§ **Dataset content**
..........
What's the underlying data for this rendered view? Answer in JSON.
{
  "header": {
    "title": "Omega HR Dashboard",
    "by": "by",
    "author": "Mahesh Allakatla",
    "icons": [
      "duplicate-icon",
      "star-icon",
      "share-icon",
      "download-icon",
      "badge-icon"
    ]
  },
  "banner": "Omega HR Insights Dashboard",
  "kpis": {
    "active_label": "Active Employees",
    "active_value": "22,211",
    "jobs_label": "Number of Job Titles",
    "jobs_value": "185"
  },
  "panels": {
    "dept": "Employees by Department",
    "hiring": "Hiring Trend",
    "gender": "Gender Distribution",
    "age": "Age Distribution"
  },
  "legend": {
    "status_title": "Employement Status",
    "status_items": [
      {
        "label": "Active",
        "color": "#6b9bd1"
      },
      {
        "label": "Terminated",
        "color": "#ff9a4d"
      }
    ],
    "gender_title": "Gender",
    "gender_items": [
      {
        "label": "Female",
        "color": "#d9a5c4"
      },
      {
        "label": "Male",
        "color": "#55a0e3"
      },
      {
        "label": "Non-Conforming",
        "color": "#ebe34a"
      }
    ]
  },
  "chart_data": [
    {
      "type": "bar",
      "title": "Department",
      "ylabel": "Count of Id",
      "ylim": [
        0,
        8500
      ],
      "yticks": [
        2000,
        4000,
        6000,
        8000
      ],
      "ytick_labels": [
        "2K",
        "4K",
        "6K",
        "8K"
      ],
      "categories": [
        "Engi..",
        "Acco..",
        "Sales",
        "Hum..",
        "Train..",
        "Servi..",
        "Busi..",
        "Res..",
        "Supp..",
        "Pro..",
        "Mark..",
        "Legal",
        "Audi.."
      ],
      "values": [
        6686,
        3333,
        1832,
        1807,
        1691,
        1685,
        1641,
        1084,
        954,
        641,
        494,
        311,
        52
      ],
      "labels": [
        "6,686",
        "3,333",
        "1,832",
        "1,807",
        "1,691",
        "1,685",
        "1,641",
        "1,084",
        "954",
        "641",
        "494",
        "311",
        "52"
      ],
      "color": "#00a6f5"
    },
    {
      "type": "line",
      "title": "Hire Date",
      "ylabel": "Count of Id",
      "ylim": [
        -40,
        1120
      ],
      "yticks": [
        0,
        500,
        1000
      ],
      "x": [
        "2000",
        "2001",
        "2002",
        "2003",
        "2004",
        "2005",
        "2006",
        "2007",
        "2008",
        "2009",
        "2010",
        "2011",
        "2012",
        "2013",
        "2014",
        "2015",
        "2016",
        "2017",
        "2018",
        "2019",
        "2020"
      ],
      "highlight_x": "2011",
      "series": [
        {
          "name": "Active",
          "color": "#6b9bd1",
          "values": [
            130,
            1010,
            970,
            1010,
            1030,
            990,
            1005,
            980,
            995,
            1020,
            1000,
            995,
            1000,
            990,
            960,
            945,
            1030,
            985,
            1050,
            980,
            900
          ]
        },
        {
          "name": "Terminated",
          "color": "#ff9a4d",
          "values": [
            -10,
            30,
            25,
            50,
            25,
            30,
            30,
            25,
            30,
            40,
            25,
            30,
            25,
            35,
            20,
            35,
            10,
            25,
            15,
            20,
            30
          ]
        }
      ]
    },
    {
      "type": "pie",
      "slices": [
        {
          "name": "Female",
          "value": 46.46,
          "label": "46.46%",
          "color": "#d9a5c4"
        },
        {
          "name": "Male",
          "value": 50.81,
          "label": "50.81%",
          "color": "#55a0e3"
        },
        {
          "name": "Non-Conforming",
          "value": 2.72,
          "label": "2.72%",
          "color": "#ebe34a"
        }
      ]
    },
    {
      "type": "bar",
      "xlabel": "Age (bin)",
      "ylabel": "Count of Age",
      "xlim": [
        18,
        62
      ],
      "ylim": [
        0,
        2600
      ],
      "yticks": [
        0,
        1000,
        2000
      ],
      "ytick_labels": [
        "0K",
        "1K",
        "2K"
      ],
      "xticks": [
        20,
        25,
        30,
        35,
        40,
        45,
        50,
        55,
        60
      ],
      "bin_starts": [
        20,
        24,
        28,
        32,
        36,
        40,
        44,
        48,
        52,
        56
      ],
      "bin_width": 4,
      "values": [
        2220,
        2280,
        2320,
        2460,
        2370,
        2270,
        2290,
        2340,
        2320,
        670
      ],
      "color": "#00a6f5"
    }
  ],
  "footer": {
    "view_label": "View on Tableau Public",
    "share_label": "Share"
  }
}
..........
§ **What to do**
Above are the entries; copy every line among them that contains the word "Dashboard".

§ **Output of the exercise**
    "title": "Omega HR Dashboard",
  "banner": "Omega HR Insights Dashboard",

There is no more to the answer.